Obesity and a lack of exercise have long been associated with an increased risk of heart disease and premature death, but a new study published in the American Journal of Clinical Nutrition found that being inactive may take even more years off your life than being obese. However, just one brisk walk every day may reduce the risk of an early death by up to 30 percent.
Dr. Ulf Ekelund and a team of researchers from the University of Cambridge recently analyzed the health data from more than 300,000 men and women who participated in a 12-year health and nutrition study. They compared factors such as height, weight and physical activity to overall death rates and found that the rate of premature death in those who were inactive was more than double the rate of those who were obese.
Participants were classified as either inactive or moderately active. Members of the inactive group were likely to have sedentary jobs and not exercise at all, while members of the moderately active group also had sedentary jobs but reported some daily physical activity—comparable to about a 20-minute walk at a vigorous pace.
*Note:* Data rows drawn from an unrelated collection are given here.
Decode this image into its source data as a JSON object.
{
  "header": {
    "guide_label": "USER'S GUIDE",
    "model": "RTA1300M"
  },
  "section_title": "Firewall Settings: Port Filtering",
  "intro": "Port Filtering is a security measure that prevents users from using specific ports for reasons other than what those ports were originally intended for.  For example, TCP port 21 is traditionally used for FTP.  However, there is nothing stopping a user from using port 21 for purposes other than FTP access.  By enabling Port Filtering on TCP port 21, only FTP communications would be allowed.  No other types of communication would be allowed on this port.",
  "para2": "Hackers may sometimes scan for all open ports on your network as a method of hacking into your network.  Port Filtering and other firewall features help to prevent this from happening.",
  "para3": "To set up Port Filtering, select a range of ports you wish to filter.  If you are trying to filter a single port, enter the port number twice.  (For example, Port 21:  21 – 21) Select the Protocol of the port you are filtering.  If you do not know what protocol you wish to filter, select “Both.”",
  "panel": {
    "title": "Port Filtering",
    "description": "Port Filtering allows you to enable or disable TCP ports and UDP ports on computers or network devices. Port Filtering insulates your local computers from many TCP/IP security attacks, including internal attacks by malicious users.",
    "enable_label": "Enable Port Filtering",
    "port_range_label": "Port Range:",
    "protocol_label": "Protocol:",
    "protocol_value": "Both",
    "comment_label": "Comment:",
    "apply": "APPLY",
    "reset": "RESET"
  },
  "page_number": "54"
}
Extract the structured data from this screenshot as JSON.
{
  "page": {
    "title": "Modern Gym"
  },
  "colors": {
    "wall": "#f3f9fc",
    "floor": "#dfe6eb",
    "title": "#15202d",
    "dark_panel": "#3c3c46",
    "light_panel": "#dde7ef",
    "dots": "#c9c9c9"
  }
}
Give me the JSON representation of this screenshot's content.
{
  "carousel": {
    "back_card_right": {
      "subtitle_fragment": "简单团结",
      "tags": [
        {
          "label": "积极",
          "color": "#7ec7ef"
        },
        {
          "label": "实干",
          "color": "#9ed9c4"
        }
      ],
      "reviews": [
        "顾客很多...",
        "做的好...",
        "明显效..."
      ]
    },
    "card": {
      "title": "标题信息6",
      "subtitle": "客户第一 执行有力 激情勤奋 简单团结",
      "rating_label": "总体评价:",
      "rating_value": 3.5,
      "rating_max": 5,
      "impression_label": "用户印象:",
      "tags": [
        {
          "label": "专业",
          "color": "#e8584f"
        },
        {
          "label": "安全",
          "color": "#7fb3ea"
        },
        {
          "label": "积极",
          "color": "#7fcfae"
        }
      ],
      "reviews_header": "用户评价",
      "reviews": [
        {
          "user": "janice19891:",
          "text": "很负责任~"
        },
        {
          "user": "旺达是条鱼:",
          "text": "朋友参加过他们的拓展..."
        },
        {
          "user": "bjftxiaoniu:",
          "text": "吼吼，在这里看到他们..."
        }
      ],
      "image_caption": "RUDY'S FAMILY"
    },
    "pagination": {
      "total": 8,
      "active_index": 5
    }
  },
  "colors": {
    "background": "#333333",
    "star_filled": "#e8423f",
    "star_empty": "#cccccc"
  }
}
Just that brief walk, the team determined, was enough to decrease the risk of an early death by 16 to 30 percent.
If indeed staying physically active—even just a little bit each day—can add years to your life, why not make it a point to get moving in 2015? Start with that brisk, 20-minute walk each day!